Task brief: Every line containing the string "Customer" should be returned from the records.

Data:
▼

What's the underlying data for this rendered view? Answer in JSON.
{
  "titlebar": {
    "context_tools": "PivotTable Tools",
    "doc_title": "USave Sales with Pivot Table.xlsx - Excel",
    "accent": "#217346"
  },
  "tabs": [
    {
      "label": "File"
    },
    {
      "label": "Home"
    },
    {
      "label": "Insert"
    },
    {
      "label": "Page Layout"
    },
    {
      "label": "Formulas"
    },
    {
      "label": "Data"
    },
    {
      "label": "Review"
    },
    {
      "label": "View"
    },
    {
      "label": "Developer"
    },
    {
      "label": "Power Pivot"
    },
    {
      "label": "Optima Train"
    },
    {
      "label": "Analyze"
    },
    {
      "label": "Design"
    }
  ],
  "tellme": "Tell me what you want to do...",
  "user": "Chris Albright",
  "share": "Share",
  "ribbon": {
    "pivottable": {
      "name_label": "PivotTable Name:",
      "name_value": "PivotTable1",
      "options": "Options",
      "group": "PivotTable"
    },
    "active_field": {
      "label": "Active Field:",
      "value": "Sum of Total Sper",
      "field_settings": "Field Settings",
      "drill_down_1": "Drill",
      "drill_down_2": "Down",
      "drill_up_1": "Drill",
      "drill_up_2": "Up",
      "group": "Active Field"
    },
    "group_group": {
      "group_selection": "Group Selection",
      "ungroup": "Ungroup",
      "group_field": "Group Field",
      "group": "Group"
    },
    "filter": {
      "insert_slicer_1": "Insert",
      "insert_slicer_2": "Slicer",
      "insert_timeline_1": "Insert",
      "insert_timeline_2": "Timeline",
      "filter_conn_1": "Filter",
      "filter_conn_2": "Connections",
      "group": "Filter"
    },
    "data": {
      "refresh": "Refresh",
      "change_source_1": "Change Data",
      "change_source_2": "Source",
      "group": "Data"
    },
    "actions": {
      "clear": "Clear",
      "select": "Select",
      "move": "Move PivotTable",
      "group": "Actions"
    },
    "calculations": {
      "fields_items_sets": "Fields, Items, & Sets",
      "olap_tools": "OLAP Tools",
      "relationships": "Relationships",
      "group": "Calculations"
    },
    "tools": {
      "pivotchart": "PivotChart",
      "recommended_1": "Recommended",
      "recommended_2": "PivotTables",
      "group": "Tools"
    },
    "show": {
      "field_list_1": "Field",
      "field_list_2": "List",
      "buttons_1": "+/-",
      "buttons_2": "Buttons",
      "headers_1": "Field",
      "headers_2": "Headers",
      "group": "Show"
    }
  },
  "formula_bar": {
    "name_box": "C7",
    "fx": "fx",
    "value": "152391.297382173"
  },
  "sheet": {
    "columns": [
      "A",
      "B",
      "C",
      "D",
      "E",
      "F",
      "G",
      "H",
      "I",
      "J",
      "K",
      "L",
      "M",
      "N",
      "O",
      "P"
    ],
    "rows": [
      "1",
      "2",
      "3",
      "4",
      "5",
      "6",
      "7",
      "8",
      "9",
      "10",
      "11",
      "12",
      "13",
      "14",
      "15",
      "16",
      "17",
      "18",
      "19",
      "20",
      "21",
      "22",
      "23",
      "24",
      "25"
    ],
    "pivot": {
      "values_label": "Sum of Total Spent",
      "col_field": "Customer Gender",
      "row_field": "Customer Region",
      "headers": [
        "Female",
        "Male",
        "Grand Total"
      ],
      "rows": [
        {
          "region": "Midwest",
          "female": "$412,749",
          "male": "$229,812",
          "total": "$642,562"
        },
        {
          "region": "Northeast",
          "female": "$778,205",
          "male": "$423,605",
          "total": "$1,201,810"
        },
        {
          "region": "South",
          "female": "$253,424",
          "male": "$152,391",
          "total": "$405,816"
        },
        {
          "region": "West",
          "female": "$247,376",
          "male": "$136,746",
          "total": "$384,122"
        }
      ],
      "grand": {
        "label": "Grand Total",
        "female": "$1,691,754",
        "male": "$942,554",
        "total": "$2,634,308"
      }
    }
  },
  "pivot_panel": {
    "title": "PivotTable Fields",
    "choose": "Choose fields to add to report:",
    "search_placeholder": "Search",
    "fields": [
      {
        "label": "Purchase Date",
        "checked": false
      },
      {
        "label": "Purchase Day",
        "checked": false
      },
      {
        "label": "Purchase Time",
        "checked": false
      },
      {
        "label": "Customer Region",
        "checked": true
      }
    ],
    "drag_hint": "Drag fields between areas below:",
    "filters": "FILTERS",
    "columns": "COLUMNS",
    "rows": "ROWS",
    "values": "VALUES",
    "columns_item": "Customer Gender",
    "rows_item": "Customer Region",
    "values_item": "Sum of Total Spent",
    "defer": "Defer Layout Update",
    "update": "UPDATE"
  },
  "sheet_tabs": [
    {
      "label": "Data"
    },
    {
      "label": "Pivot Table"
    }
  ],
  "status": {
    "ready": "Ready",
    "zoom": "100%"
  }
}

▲

Finished exercise:
      "col_field": "Customer Gender",
      "row_field": "Customer Region",
        "label": "Customer Region",
    "columns_item": "Customer Gender",
    "rows_item": "Customer Region",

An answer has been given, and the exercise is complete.